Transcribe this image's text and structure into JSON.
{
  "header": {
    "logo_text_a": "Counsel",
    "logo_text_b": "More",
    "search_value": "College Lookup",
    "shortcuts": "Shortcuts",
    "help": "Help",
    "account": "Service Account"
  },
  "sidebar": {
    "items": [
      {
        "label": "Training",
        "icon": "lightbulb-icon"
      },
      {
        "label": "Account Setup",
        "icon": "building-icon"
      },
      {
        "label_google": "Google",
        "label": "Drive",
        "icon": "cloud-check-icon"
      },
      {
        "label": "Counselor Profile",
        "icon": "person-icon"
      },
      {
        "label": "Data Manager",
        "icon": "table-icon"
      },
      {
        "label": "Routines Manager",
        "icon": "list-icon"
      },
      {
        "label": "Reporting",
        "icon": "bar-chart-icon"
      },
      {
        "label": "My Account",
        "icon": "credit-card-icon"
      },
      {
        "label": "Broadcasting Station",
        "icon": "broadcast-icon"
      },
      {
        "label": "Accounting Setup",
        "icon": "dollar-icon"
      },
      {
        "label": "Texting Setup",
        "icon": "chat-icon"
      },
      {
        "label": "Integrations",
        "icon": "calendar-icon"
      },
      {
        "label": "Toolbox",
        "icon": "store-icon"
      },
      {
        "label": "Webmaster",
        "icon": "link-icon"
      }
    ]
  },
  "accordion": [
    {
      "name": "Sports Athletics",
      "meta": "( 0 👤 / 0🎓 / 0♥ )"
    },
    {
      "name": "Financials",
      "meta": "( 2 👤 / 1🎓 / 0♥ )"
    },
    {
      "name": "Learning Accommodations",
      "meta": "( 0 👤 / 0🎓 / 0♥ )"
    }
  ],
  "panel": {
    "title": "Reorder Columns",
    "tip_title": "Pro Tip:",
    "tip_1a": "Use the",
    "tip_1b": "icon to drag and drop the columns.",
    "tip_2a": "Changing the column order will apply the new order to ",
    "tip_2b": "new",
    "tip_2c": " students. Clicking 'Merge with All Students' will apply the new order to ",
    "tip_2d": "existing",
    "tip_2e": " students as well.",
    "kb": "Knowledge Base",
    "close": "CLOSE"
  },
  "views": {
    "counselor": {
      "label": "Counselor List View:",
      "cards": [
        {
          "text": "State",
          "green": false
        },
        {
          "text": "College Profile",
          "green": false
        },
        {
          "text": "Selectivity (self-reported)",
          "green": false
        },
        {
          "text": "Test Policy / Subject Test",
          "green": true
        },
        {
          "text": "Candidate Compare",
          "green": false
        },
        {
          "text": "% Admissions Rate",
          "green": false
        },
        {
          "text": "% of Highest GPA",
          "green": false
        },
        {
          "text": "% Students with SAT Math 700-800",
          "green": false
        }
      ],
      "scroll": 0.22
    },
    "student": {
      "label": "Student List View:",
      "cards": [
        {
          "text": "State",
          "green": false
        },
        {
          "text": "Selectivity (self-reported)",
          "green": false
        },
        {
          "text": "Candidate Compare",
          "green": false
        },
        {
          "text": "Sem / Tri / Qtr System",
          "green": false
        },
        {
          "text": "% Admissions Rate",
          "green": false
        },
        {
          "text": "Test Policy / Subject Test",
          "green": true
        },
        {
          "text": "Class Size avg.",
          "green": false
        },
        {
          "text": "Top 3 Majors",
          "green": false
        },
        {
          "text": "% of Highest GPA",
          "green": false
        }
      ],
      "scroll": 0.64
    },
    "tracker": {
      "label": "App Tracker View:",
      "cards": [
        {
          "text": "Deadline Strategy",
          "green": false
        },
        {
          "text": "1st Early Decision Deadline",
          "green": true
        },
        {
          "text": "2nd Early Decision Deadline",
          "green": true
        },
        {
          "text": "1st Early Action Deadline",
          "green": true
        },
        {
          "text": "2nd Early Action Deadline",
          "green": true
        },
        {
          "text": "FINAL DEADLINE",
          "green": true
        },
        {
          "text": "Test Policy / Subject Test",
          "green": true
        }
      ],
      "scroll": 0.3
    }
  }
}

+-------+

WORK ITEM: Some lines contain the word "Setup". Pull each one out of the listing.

YOUR RESPONSE:
        "label": "Account Setup",
        "label": "Accounting Setup",
        "label": "Texting Setup",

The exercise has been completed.